== Exercise materials

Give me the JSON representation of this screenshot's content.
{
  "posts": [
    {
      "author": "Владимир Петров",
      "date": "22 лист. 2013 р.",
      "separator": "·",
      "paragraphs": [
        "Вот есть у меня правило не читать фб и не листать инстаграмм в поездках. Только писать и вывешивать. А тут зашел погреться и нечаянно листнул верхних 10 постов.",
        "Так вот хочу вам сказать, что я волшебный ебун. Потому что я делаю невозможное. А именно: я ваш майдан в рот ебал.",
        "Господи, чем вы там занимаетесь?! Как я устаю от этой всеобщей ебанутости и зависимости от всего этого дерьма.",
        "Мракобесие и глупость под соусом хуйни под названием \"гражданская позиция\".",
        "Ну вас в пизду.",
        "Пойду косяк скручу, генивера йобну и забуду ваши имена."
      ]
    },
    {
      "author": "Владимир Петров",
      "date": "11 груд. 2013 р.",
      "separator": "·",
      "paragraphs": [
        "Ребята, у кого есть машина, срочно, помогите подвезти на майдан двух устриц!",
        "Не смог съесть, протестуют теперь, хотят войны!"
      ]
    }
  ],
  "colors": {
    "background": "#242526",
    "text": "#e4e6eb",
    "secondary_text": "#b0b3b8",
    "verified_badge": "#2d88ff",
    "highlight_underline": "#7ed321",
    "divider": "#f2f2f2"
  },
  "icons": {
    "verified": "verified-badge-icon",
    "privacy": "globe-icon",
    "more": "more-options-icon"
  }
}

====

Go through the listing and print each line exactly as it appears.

**Task output:**
Give me the JSON representation of this screenshot's content.
{
  "posts": [
    {
      "author": "Владимир Петров",
      "date": "22 лист. 2013 р.",
      "separator": "·",
      "paragraphs": [
        "Вот есть у меня правило не читать фб и не листать инстаграмм в поездках. Только писать и вывешивать. А тут зашел погреться и нечаянно листнул верхних 10 постов.",
        "Так вот хочу вам сказать, что я волшебный ебун. Потому что я делаю невозможное. А именно: я ваш майдан в рот ебал.",
        "Господи, чем вы там занимаетесь?! Как я устаю от этой всеобщей ебанутости и зависимости от всего этого дерьма.",
        "Мракобесие и глупость под соусом хуйни под названием \"гражданская позиция\".",
        "Ну вас в пизду.",
        "Пойду косяк скручу, генивера йобну и забуду ваши имена."
      ]
    },
    {
      "author": "Владимир Петров",
      "date": "11 груд. 2013 р.",
      "separator": "·",
      "paragraphs": [
        "Ребята, у кого есть машина, срочно, помогите подвезти на майдан двух устриц!",
        "Не смог съесть, протестуют теперь, хотят войны!"
      ]
    }
  ],
  "colors": {
    "background": "#242526",
    "text": "#e4e6eb",
    "secondary_text": "#b0b3b8",
    "verified_badge": "#2d88ff",
    "highlight_underline": "#7ed321",
    "divider": "#f2f2f2"
  },
  "icons": {
    "verified": "verified-badge-icon",
    "privacy": "globe-icon",
    "more": "more-options-icon"
  }
}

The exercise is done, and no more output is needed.